## [Task brief]
Look through the records, and whenever a line includes the word "this", copy it.

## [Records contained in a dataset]

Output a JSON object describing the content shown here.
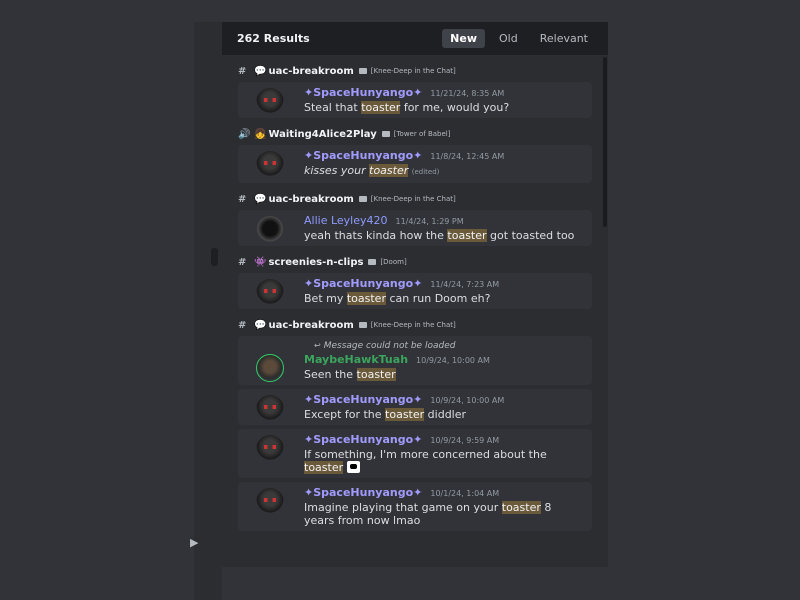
{
  "panel": {
    "results_count": "262 Results",
    "sort_tabs": [
      "New",
      "Old",
      "Relevant"
    ]
  },
  "groups": [
    {
      "channel": {
        "icon": "#",
        "emoji": "💬",
        "name": "uac-breakroom",
        "category": "[Knee-Deep in the Chat]"
      },
      "messages": [
        {
          "author": "✦SpaceHunyango✦",
          "time": "11/21/24, 8:35 AM",
          "pre": "Steal that ",
          "hl": "toaster",
          "post": " for me, would you?"
        }
      ]
    },
    {
      "channel": {
        "icon": "🔊",
        "emoji": "👧",
        "name": "Waiting4Alice2Play",
        "category": "[Tower of Babel]"
      },
      "messages": [
        {
          "author": "✦SpaceHunyango✦",
          "time": "11/8/24, 12:45 AM",
          "pre": "kisses your ",
          "hl": "toaster",
          "post": "",
          "edited": "(edited)"
        }
      ]
    },
    {
      "channel": {
        "icon": "#",
        "emoji": "💬",
        "name": "uac-breakroom",
        "category": "[Knee-Deep in the Chat]"
      },
      "messages": [
        {
          "author": "Allie Leyley420",
          "time": "11/4/24, 1:29 PM",
          "pre": "yeah thats kinda how the ",
          "hl": "toaster",
          "post": " got toasted too"
        }
      ]
    },
    {
      "channel": {
        "icon": "#",
        "emoji": "👾",
        "name": "screenies-n-clips",
        "category": "[Doom]"
      },
      "messages": [
        {
          "author": "✦SpaceHunyango✦",
          "time": "11/4/24, 7:23 AM",
          "pre": "Bet my ",
          "hl": "toaster",
          "post": " can run Doom eh?"
        }
      ]
    },
    {
      "channel": {
        "icon": "#",
        "emoji": "💬",
        "name": "uac-breakroom",
        "category": "[Knee-Deep in the Chat]"
      },
      "messages": [
        {
          "reply": "Message could not be loaded",
          "author": "MaybeHawkTuah",
          "time": "10/9/24, 10:00 AM",
          "pre": "Seen the ",
          "hl": "toaster",
          "post": ""
        },
        {
          "author": "✦SpaceHunyango✦",
          "time": "10/9/24, 10:00 AM",
          "pre": "Except for the ",
          "hl": "toaster",
          "post": " diddler"
        },
        {
          "author": "✦SpaceHunyango✦",
          "time": "10/9/24, 9:59 AM",
          "pre": "If something, I'm more concerned about the ",
          "hl": "toaster",
          "post": ""
        },
        {
          "author": "✦SpaceHunyango✦",
          "time": "10/1/24, 1:04 AM",
          "pre": "Imagine playing that game on your ",
          "hl": "toaster",
          "post": " 8 years from now lmao"
        }
      ]
    }
  ]
}
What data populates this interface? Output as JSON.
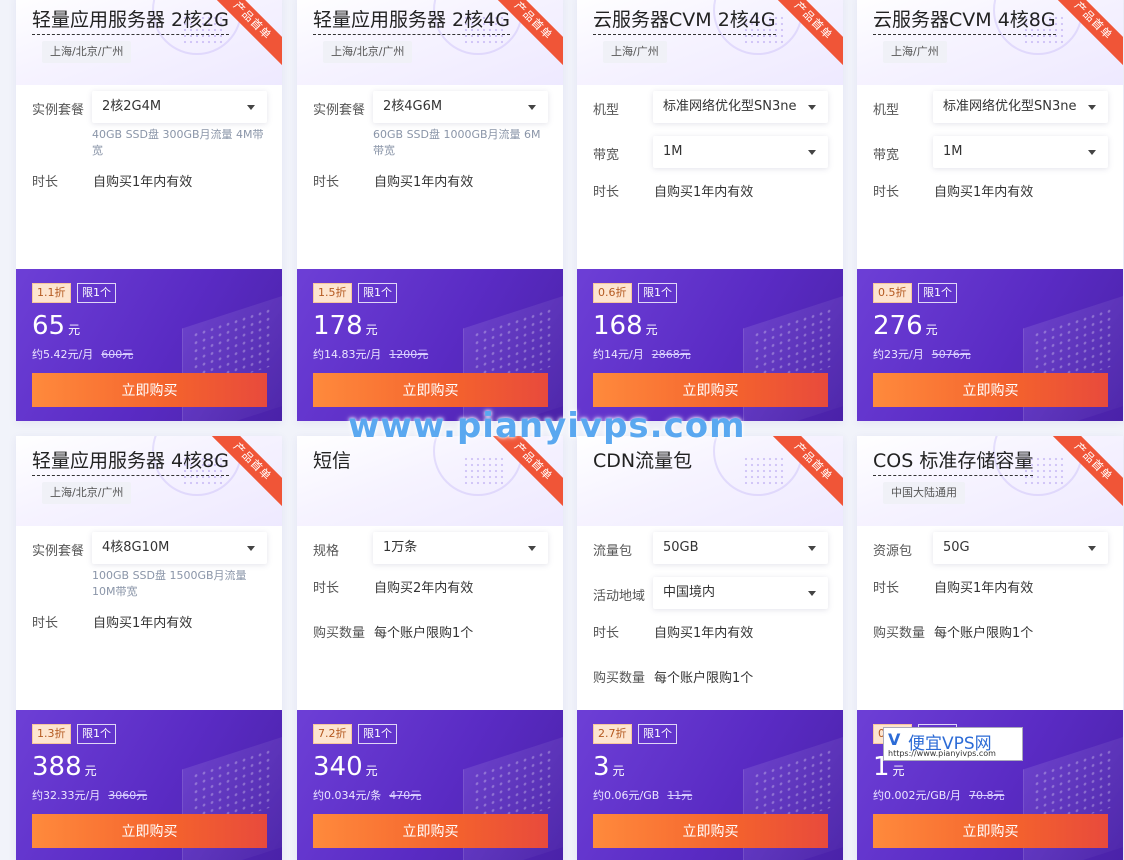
{
  "ribbon_label": "产品首单",
  "buy_label": "立即购买",
  "cards": [
    {
      "title": "轻量应用服务器 2核2G",
      "region": "上海/北京/广州",
      "rows": [
        {
          "label": "实例套餐",
          "select": "2核2G4M",
          "hint": "40GB SSD盘 300GB月流量 4M带宽"
        },
        {
          "label": "时长",
          "value": "自购买1年内有效"
        }
      ],
      "discount": "1.1折",
      "limit": "限1个",
      "price": "65",
      "price_unit": "元",
      "per": "约5.42元/月",
      "original": "600元"
    },
    {
      "title": "轻量应用服务器 2核4G",
      "region": "上海/北京/广州",
      "rows": [
        {
          "label": "实例套餐",
          "select": "2核4G6M",
          "hint": "60GB SSD盘 1000GB月流量 6M带宽"
        },
        {
          "label": "时长",
          "value": "自购买1年内有效"
        }
      ],
      "discount": "1.5折",
      "limit": "限1个",
      "price": "178",
      "price_unit": "元",
      "per": "约14.83元/月",
      "original": "1200元"
    },
    {
      "title": "云服务器CVM 2核4G",
      "region": "上海/广州",
      "rows": [
        {
          "label": "机型",
          "select": "标准网络优化型SN3ne"
        },
        {
          "label": "带宽",
          "select": "1M"
        },
        {
          "label": "时长",
          "value": "自购买1年内有效"
        }
      ],
      "discount": "0.6折",
      "limit": "限1个",
      "price": "168",
      "price_unit": "元",
      "per": "约14元/月",
      "original": "2868元"
    },
    {
      "title": "云服务器CVM 4核8G",
      "region": "上海/广州",
      "rows": [
        {
          "label": "机型",
          "select": "标准网络优化型SN3ne"
        },
        {
          "label": "带宽",
          "select": "1M"
        },
        {
          "label": "时长",
          "value": "自购买1年内有效"
        }
      ],
      "discount": "0.5折",
      "limit": "限1个",
      "price": "276",
      "price_unit": "元",
      "per": "约23元/月",
      "original": "5076元"
    },
    {
      "title": "轻量应用服务器 4核8G",
      "region": "上海/北京/广州",
      "rows": [
        {
          "label": "实例套餐",
          "select": "4核8G10M",
          "hint": "100GB SSD盘 1500GB月流量 10M带宽"
        },
        {
          "label": "时长",
          "value": "自购买1年内有效"
        }
      ],
      "discount": "1.3折",
      "limit": "限1个",
      "price": "388",
      "price_unit": "元",
      "per": "约32.33元/月",
      "original": "3060元"
    },
    {
      "title": "短信",
      "region": "",
      "rows": [
        {
          "label": "规格",
          "select": "1万条"
        },
        {
          "label": "时长",
          "value": "自购买2年内有效"
        },
        {
          "label": "购买数量",
          "value": "每个账户限购1个"
        }
      ],
      "discount": "7.2折",
      "limit": "限1个",
      "price": "340",
      "price_unit": "元",
      "per": "约0.034元/条",
      "original": "470元"
    },
    {
      "title": "CDN流量包",
      "region": "",
      "rows": [
        {
          "label": "流量包",
          "select": "50GB"
        },
        {
          "label": "活动地域",
          "select": "中国境内"
        },
        {
          "label": "时长",
          "value": "自购买1年内有效"
        },
        {
          "label": "购买数量",
          "value": "每个账户限购1个"
        }
      ],
      "discount": "2.7折",
      "limit": "限1个",
      "price": "3",
      "price_unit": "元",
      "per": "约0.06元/GB",
      "original": "11元"
    },
    {
      "title": "COS 标准存储容量",
      "region": "中国大陆通用",
      "rows": [
        {
          "label": "资源包",
          "select": "50G"
        },
        {
          "label": "时长",
          "value": "自购买1年内有效"
        },
        {
          "label": "购买数量",
          "value": "每个账户限购1个"
        }
      ],
      "discount": "0.1折",
      "limit": "限1个",
      "price": "1",
      "price_unit": "元",
      "per": "约0.002元/GB/月",
      "original": "70.8元"
    }
  ],
  "watermark": "www.pianyivps.com",
  "logo": {
    "mark": "V",
    "text": "便宜VPS网",
    "url": "https://www.pianyivps.com"
  }
}
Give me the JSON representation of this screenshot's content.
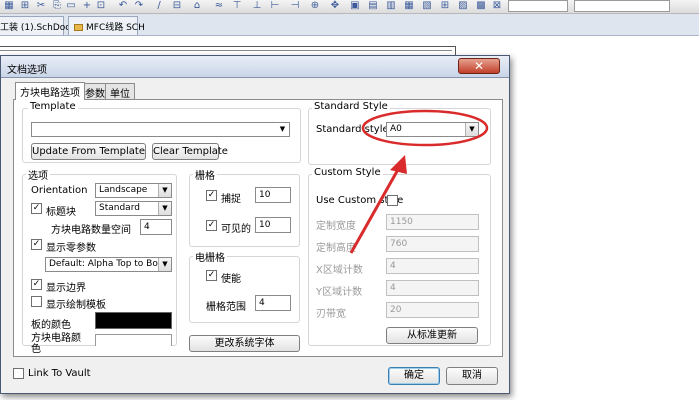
{
  "background": {
    "doc_tabs": [
      {
        "label": "工装 (1).SchDoc"
      },
      {
        "label": "MFC线路 SCH"
      }
    ]
  },
  "dialog": {
    "title": "文档选项",
    "close_glyph": "✕",
    "tabs": [
      {
        "label": "方块电路选项"
      },
      {
        "label": "参数"
      },
      {
        "label": "单位"
      }
    ],
    "template": {
      "group_label": "Template",
      "value": "",
      "update_button": "Update From Template",
      "clear_button": "Clear Template"
    },
    "options": {
      "group_label": "选项",
      "orientation_label": "Orientation",
      "orientation_value": "Landscape",
      "title_block_label": "标题块",
      "title_block_checked": true,
      "title_block_value": "Standard",
      "sheet_number_label": "方块电路数量空间",
      "sheet_number_value": "4",
      "show_reference_label": "显示零参数",
      "show_reference_checked": true,
      "alpha_value": "Default: Alpha Top to Bottom,",
      "show_border_label": "显示边界",
      "show_border_checked": true,
      "show_template_label": "显示绘制模板",
      "show_template_checked": false,
      "border_color_label": "板的颜色",
      "border_color": "#000000",
      "sheet_color_label": "方块电路颜色",
      "sheet_color": "#ffffff"
    },
    "grid": {
      "group_label": "栅格",
      "snap_label": "捕捉",
      "snap_checked": true,
      "snap_value": "10",
      "visible_label": "可见的",
      "visible_checked": true,
      "visible_value": "10"
    },
    "electrical_grid": {
      "group_label": "电栅格",
      "enable_label": "使能",
      "enable_checked": true,
      "range_label": "栅格范围",
      "range_value": "4"
    },
    "change_font_button": "更改系统字体",
    "standard_style": {
      "group_label": "Standard Style",
      "styles_label": "Standard styles",
      "styles_value": "A0"
    },
    "custom_style": {
      "group_label": "Custom Style",
      "use_custom_label": "Use Custom style",
      "use_custom_checked": false,
      "width_label": "定制宽度",
      "width_value": "1150",
      "height_label": "定制高度",
      "height_value": "760",
      "x_zones_label": "X区域计数",
      "x_zones_value": "4",
      "y_zones_label": "Y区域计数",
      "y_zones_value": "4",
      "margin_label": "刃带宽",
      "margin_value": "20",
      "update_standard_button": "从标准更新"
    },
    "link_to_vault_label": "Link To Vault",
    "link_to_vault_checked": false,
    "ok_button": "确定",
    "cancel_button": "取消"
  },
  "colors": {
    "annotation": "#d92b2b",
    "title_gradient_top": "#e9eef7"
  },
  "check_glyph": "✓",
  "combo_arrow_glyph": "▼"
}
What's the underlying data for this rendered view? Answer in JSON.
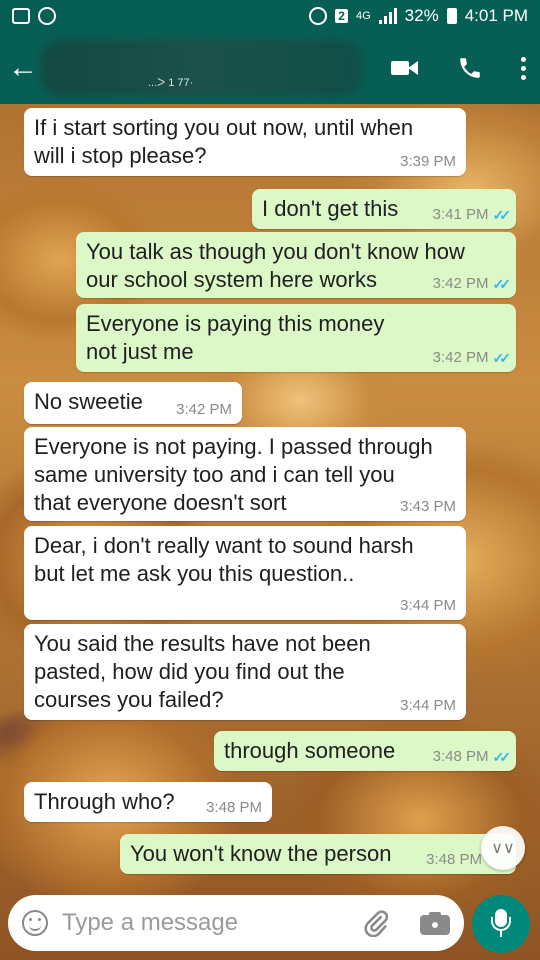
{
  "status_bar": {
    "network": "4G",
    "badge": "2",
    "battery": "32%",
    "time": "4:01 PM"
  },
  "header": {
    "contact_name": "...ᐳ 1 77·"
  },
  "messages": [
    {
      "direction": "incoming",
      "lines": [
        "If i start sorting you out now, until when",
        "will i stop please?"
      ],
      "time": "3:39 PM"
    },
    {
      "direction": "outgoing",
      "lines": [
        "I don't get this"
      ],
      "time": "3:41 PM",
      "read": true
    },
    {
      "direction": "outgoing",
      "lines": [
        "You talk as though you don't know how",
        "our school system here works"
      ],
      "time": "3:42 PM",
      "read": true
    },
    {
      "direction": "outgoing",
      "lines": [
        "Everyone is paying this money",
        "not just me"
      ],
      "time": "3:42 PM",
      "read": true
    },
    {
      "direction": "incoming",
      "lines": [
        "No sweetie"
      ],
      "time": "3:42 PM"
    },
    {
      "direction": "incoming",
      "lines": [
        "Everyone is not paying. I passed through",
        "same university too and i can tell you",
        "that everyone doesn't sort"
      ],
      "time": "3:43 PM"
    },
    {
      "direction": "incoming",
      "lines": [
        "Dear, i don't really want to sound harsh",
        "but let me ask you this question.."
      ],
      "time": "3:44 PM"
    },
    {
      "direction": "incoming",
      "lines": [
        "You said the results have not been",
        "pasted, how did you find out the",
        "courses you failed?"
      ],
      "time": "3:44 PM"
    },
    {
      "direction": "outgoing",
      "lines": [
        "through someone"
      ],
      "time": "3:48 PM",
      "read": true
    },
    {
      "direction": "incoming",
      "lines": [
        "Through who?"
      ],
      "time": "3:48 PM"
    },
    {
      "direction": "outgoing",
      "lines": [
        "You won't know the person"
      ],
      "time": "3:48 PM"
    }
  ],
  "input": {
    "placeholder": "Type a message"
  },
  "colors": {
    "header": "#075e54",
    "outgoing_bubble": "#dcf8c6",
    "incoming_bubble": "#ffffff",
    "read_tick": "#34b7f1",
    "mic_button": "#00897b"
  }
}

## [Task output]
What data populates this interface? Output as JSON.
Give me the JSON representation of this screenshot's content.
What's the underlying data for this rendered view? Answer in JSON.
        "I don't get this"
        "Everyone is paying this money",
        "but let me ask you this question.."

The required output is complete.